For several weeks, I have been talking to psychologists and psychiatrists about what drives the Prime Minister. One view emerged strongly: there appears to be something worryingly adrift in the mind of Anthony Charles Lynton Blair, a man who doesn't really know who or what he is. More technically, he is diagnosed as a psychopathOliver James has made a career out of pretending that people of differing political views to his are certifiable.
Gordon Brown supposedly has a deep interest in US politics (he holidays in Cape Cod apparently), so he'll be aware of the infamous poll of psychiatrists in the 1964 election where over a thousand of them declared Barry Goldwater to be mentally unfit to be president. Some of the jargon laden 'diagnoses' are quite startling:
"Senator Barry Goldwater gives the superficial appearance of solidity, stability, and honesty. However, my impression is of a brittle, rigid personality structure, based on a soft-spoken continuous demand for power and authority and capable of either shattering like crystal glass or bolstering itself by the assumption of a paranoid stance and more power over others..."
"Goldwater suffers from a kind of social and political infantilism in his complete failure to grasp the economic and political realities of the modern world. Playing "cops and robbers" may seem like fun for the John Birchers and reactionaries who support him, but to put at the helm of our nation a bespectacled, grey-haired man with the social comprehension of a four-year-old (who solves problems by going "bang bang" at the bad guys) is as dangerous as putting a child of that age at the controls of a jet airliner."In fairness back in 1964 there was no scienceblogs.com where frustrated academics could express their ill informed opinions about matters unrelated to their areas of expertise.

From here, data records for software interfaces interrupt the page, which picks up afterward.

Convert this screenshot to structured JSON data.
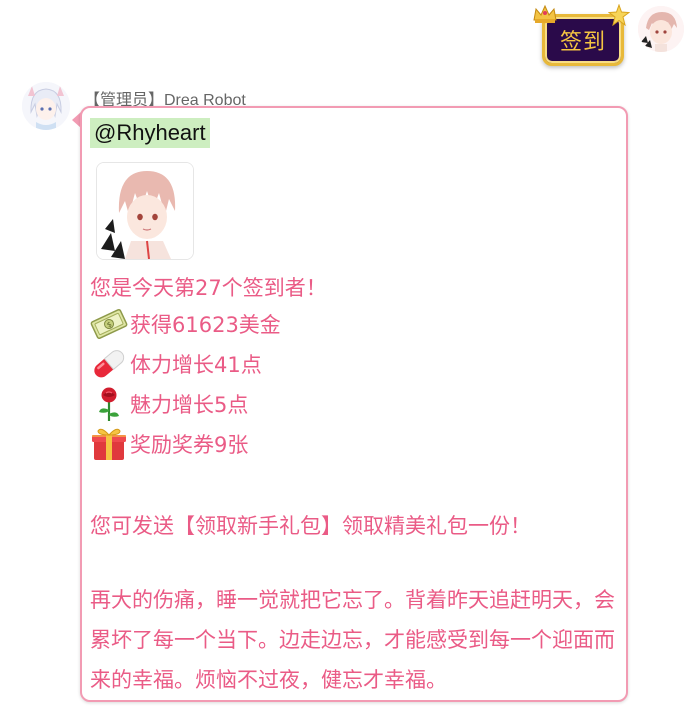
{
  "outgoing": {
    "message": "签到"
  },
  "incoming": {
    "sender": "【管理员】Drea Robot",
    "mention": "@Rhyheart",
    "rank_line": "您是今天第27个签到者！",
    "rewards": [
      {
        "icon": "money-icon",
        "text": "获得61623美金"
      },
      {
        "icon": "pill-icon",
        "text": "体力增长41点"
      },
      {
        "icon": "rose-icon",
        "text": "魅力增长5点"
      },
      {
        "icon": "gift-icon",
        "text": "奖励奖券9张"
      }
    ],
    "gift_pack_line": "您可发送【领取新手礼包】领取精美礼包一份！",
    "quote": "再大的伤痛，睡一觉就把它忘了。背着昨天追赶明天，会累坏了每一个当下。边走边忘，才能感受到每一个迎面而来的幸福。烦恼不过夜，健忘才幸福。"
  },
  "colors": {
    "bubble_border": "#f29bb3",
    "message_text": "#ea5b86",
    "mention_bg": "#cdeec0",
    "checkin_bg": "#2a0a4a",
    "checkin_text": "#f5c542"
  }
}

However the fact that this sort of thing is still going on today suggests that something else is going on and I think it is down to the "Cracker" effect. A belief that rudimentary psychology is a shortcut to understanding important facts about someone's inner world on the basis of superficial behavioural clues.